Recently, biochemists have begun to investigate the exact locations of oxidative reactions within large intact protein molecules. Laboratory researchers in OBP, for example, have published important new information (see References) concerning protein carbonylation, which entails the addition of a single atom of oxygen, originating from the environment, to discrete carbon atoms (rather than sulfur atoms) within protein molecules. Although protein carbonylation has been recognized within the context of disease and age-related conditions, its occurrence during the manufacture, storage, use, and transport of therapeutic proteins is a relatively new area of study. For pharmaceutical quality scientists, key issues include: understanding the different tendencies of various protein products to undergo oxidative carbonylation; identifying the role that containers and chemicals that contact proteins may have in these reactions; and discovering reliable methods for specifically and consistently detecting and controlling carbonylation.
To detect protein carbonylation, the OBP team has refined an antibody-binding assay that takes advantage of the reactivity of the “carbonyl group,” which is the name given to the carbon- and oxygen-atom grouping that occurs upon protein carbonylation. Carbonyl groups that form in proteins can make the entire protein molecule less stable and lead to damage after degradation or aggregation. By exposing the carbonyl groups that are formed in proteins to a laboratory reagent known as DNPH, the OBP team found that different proteins undergo carbonylation at different levels and at specific sites. The rate and site of carbonylation can depend on temperature, time, and other variables, such as the presence of small amounts of metals that accelerate protein oxidation reactions. The laboratory also investigated the tendency for certain additives in drug formulations to start or speed up these reactions. The methods developed by the team allow many samples, under a variety of conditions, to be studied in a short period of time. Moreover, the method is sensitive enough to detect as little as a single carbonylation modification within a large protein molecule.
The findings of the OBP team may help protein drug developers produce therapeutic proteins under optimized manufacturing conditions, potentially with structural alterations or by adding stabilizing additives that could prevent harmful carbonylation reactions. More stable protein drugs could offer a longer shelf life, reduced risk of quality problems, and more predictable clinical performance. Understanding reactions such as protein carbonylation may result in improved versions of current drugs or new drugs with superior stability, purity, and potency. Above all, the goal is to have safe and effective high-quality protein products available for patients.
Uehara, H and Rao, VA. Metal-meditated protein oxidation: applications of a modified ELISA-based carbonyl detection assay for complex proteins. Pharm Res (2015) 32:691-701.
Kryndushkin, D, Wu, WW, Venna, R, Norcross, MA, Shen, RF, and Rao, VA. Complex nature of protein carbonylation specificity after metal-catalyzed oxidation. Pharm Res (2017) 34:765-779.

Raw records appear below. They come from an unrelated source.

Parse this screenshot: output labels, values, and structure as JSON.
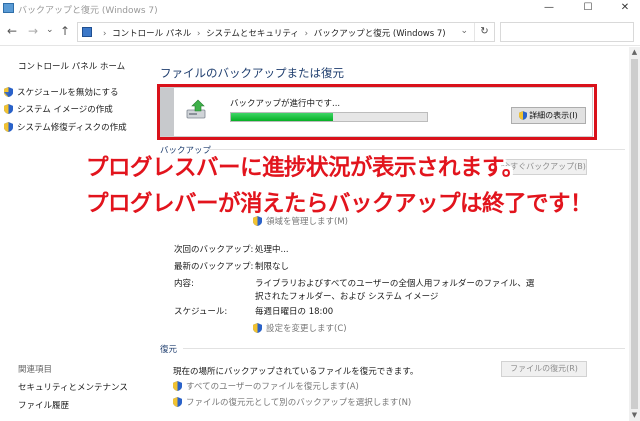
{
  "window": {
    "title": "バックアップと復元 (Windows 7)",
    "minimize_glyph": "—",
    "maximize_glyph": "☐",
    "close_glyph": "✕"
  },
  "nav": {
    "back_glyph": "←",
    "forward_glyph": "→",
    "history_glyph": "⌄",
    "up_glyph": "↑",
    "refresh_glyph": "↻",
    "address_dropdown_glyph": "⌄",
    "breadcrumbs": [
      "コントロール パネル",
      "システムとセキュリティ",
      "バックアップと復元 (Windows 7)"
    ],
    "separator": "›",
    "search_placeholder": ""
  },
  "sidebar": {
    "home": "コントロール パネル ホーム",
    "links": [
      "スケジュールを無効にする",
      "システム イメージの作成",
      "システム修復ディスクの作成"
    ],
    "related_heading": "関連項目",
    "related_links": [
      "セキュリティとメンテナンス",
      "ファイル履歴"
    ]
  },
  "main": {
    "title": "ファイルのバックアップまたは復元",
    "progress": {
      "message": "バックアップが進行中です...",
      "fraction": 0.52,
      "detail_button": "詳細の表示(I)"
    },
    "backup": {
      "heading": "バックアップ",
      "backup_now_button": "今すぐバックアップ(B)",
      "manage_space_link": "領域を管理します(M)",
      "info": [
        {
          "label": "次回のバックアップ:",
          "value": "処理中..."
        },
        {
          "label": "最新のバックアップ:",
          "value": "制限なし"
        },
        {
          "label": "内容:",
          "value": "ライブラリおよびすべてのユーザーの全個人用フォルダーのファイル、選"
        },
        {
          "label": "",
          "value": "択されたフォルダー、および システム イメージ"
        },
        {
          "label": "スケジュール:",
          "value": "毎週日曜日の 18:00"
        }
      ],
      "change_settings_link": "設定を変更します(C)"
    },
    "restore": {
      "heading": "復元",
      "description": "現在の場所にバックアップされているファイルを復元できます。",
      "restore_files_button": "ファイルの復元(R)",
      "restore_all_users_link": "すべてのユーザーのファイルを復元します(A)",
      "select_other_link": "ファイルの復元元として別のバックアップを選択します(N)"
    }
  },
  "annotation": {
    "line1": "プログレスバーに進捗状況が表示されます。",
    "line2": "プログレバーが消えたらバックアップは終了です！",
    "color": "#e2141d"
  },
  "colors": {
    "heading_blue": "#1e3d6e",
    "progress_green": "#06b025",
    "highlight_red": "#d9111a"
  }
}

Rao, VA. Perspectives on engineering biobetter therapeutic proteins with greater stability in inflammatory environments. In Biobetters (eds A Rosenberg and B Demeule) Springer 2015.